Rimer  BK The role of theory in improving primary care practice.  Agency for Health Care Policy and Research Conference Proceedings: Primary Care Research: Theory and Methods.
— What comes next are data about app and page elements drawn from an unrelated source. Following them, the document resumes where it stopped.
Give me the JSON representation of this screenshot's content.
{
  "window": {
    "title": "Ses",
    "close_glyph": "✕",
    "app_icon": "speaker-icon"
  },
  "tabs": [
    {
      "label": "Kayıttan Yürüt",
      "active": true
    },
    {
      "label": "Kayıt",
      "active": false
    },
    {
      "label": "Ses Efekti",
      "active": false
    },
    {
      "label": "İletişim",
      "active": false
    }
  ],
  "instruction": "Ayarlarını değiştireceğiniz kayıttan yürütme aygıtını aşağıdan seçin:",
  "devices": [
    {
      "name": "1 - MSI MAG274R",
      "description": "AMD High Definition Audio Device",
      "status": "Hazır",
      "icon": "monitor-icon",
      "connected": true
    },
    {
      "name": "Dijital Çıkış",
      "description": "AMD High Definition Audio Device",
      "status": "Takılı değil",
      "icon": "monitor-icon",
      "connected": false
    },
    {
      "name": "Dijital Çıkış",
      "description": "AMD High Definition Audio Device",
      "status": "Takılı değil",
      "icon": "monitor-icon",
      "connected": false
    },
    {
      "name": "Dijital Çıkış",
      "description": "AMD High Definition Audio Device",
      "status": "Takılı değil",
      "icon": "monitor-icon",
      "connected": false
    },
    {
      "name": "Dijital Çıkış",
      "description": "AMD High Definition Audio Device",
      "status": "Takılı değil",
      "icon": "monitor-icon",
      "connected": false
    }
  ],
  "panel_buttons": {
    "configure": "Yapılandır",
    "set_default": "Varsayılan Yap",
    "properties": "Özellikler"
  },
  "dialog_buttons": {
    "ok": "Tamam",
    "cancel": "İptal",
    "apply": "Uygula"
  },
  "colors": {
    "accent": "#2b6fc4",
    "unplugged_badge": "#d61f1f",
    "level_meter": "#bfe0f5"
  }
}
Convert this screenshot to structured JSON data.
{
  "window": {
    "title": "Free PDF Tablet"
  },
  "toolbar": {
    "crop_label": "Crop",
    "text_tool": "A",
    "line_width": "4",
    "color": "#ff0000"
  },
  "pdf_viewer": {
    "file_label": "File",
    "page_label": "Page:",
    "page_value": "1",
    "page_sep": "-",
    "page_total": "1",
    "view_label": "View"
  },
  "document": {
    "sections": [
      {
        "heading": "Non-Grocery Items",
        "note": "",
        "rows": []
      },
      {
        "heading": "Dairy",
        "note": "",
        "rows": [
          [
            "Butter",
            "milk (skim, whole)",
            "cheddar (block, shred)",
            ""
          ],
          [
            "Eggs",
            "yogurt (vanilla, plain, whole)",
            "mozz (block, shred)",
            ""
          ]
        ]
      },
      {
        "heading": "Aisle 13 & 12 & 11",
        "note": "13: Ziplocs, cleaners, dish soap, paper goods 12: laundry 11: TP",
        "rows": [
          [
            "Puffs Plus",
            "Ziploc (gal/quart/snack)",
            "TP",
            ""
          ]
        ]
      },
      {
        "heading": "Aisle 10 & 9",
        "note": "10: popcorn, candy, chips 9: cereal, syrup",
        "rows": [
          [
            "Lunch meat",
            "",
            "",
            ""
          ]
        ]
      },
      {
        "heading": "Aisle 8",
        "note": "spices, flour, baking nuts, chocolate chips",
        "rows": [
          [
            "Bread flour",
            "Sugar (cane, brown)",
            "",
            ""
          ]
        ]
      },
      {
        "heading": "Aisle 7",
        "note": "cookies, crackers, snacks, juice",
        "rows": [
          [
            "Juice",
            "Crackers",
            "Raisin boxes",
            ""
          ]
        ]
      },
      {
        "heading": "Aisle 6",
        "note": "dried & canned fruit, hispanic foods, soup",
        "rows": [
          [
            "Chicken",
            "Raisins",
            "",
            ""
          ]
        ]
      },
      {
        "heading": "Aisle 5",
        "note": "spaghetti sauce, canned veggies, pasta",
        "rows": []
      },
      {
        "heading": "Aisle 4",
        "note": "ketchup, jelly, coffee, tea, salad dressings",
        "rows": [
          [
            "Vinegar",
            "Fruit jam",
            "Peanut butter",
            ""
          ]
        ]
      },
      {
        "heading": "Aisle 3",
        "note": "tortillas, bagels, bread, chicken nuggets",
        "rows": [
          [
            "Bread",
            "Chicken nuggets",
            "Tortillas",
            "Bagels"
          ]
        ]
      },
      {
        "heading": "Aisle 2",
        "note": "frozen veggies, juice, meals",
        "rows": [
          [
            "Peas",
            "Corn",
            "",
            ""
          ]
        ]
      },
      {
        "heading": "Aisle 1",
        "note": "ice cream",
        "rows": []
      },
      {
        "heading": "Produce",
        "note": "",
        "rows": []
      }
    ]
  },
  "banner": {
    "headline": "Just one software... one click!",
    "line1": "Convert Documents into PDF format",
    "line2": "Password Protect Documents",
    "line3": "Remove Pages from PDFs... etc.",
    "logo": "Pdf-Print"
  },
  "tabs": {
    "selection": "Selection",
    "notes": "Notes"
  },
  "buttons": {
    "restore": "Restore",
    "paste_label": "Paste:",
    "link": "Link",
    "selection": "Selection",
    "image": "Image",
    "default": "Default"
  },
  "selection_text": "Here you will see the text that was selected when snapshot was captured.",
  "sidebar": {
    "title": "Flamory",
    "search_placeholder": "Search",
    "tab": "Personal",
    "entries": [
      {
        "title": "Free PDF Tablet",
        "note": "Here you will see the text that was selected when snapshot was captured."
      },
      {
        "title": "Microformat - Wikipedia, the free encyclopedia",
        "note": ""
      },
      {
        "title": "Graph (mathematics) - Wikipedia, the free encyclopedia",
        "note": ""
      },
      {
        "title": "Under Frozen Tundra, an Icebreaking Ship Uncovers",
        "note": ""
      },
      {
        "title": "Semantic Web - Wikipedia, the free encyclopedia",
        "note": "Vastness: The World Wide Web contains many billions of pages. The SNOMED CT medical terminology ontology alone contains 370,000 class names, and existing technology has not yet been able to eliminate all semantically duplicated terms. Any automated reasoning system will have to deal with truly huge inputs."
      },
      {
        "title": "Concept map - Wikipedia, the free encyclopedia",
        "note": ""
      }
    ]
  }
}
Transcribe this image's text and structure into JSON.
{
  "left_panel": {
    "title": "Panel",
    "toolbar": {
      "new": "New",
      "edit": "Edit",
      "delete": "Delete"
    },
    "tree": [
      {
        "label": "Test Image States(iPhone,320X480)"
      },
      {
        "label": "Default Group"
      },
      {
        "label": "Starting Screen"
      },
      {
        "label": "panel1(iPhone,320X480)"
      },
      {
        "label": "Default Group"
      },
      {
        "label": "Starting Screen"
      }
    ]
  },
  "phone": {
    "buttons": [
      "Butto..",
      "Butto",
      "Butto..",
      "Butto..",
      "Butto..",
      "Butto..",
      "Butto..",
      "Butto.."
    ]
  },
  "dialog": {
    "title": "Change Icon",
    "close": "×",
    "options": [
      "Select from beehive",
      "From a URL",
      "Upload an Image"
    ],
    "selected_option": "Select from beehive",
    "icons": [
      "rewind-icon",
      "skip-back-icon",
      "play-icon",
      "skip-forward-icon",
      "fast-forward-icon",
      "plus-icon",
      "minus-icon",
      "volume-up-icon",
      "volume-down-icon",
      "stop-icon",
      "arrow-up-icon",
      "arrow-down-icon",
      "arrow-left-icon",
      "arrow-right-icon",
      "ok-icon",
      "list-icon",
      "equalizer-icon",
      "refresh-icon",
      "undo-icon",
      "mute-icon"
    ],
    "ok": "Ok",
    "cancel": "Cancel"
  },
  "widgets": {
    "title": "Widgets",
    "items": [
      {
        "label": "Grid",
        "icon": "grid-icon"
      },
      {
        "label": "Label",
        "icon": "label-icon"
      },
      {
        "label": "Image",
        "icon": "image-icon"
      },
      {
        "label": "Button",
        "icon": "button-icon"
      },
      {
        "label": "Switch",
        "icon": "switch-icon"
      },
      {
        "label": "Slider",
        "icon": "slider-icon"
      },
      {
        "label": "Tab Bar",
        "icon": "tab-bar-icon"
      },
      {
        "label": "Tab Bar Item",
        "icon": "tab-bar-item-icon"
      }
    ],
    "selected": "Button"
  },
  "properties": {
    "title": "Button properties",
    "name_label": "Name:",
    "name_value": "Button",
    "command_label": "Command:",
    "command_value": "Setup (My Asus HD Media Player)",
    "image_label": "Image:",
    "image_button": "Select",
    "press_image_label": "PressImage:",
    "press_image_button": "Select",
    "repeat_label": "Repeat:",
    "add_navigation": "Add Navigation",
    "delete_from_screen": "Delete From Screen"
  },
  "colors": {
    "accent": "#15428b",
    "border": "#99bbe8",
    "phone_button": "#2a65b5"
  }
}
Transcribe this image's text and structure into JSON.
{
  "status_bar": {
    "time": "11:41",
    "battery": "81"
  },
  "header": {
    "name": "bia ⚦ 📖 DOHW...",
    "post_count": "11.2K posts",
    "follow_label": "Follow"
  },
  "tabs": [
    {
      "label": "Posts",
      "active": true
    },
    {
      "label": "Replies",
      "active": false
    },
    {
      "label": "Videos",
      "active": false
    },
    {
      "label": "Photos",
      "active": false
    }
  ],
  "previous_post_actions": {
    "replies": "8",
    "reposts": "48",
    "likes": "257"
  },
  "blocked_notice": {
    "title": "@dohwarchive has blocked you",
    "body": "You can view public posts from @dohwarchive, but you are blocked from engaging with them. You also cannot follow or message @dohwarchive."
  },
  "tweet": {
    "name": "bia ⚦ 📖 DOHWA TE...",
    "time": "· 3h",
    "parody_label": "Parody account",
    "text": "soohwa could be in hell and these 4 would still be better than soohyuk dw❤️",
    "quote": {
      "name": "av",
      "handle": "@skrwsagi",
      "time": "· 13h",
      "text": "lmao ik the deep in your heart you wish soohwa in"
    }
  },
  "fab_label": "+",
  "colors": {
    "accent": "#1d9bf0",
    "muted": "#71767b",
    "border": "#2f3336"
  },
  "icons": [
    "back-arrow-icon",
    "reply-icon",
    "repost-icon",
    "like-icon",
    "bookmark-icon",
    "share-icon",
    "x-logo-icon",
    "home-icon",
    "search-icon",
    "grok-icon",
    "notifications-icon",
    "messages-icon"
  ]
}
Washington, DCUS Dept of Health and Human Services, 1991;183- 188
Pathman  DEKonrad  TRFreed  GLFreeman  VAKoch  GG The awareness-to adherence model of the steps to clinical guideline compliance: the case of pediatric vaccine recommendations. Med Care. 1996;34873- 889Article
Solberg  LIBrekke  MLKottke  TE How important are clinician and nurse attitudes to the delivery of clinical preventive services? J Fam Pract. 1997;44451- 461
Medder  JMcIlvain  HESusman  JL  et al.  Dissemination and implementation of Put Prevention Into Family Practice. Am J Prev Med. 1997;13345- 344
Cohen  DILittenberg  BWetzel  CNeuhauser  DV Improving physician compliance with preventive medicine guidelines. Med Care. 1982;201040- 1045Article
Rosser  WWMcDowell  I Preventive practices by physicians: behavioral determinants and potential interventions. Am J Prev Med. 1988;4108- 110
Cohen  SJHalvorson  HWGosselink  CA Changing physician behavior to improve disease prevention. Prev Med. 1994;23284- 291Article
McPhee  SJDetmer  WM Office-based interventions to improve delivery of cancer prevention services by primary care physicians. Cancer. 1993;721100- 1112Article
Orlandi  MA Promoting health and preventing disease in health care settings: analysis of barriers. Prev Med 1987;16119- 130Article
Green  LW The theory of participation: a qualitative analysis of its expression in national and international policies. Adv Health Educ Promot. 1986;1211- 236Article
Lee  THCooper  HL Translating good advice into better practice. JAMA. 1997;2782108- 2109Article
Korsch  BM What do patients and parents want to know? what do they need to know? Pediatrics. 1984;74917- 919
Walsh  JMMcPhee  SJ A systems model of clinical preventive care: an analysis of factors influencing patient and physician. Health Educ Q. 1992;19157- 175Article
Bauchner  HSimpson  L Specific issues related to developing, disseminating, and implementing pediatric practice guidelines for physicians, patients, families, and other stakeholders. Health Serv Res. 1998;381161- 1177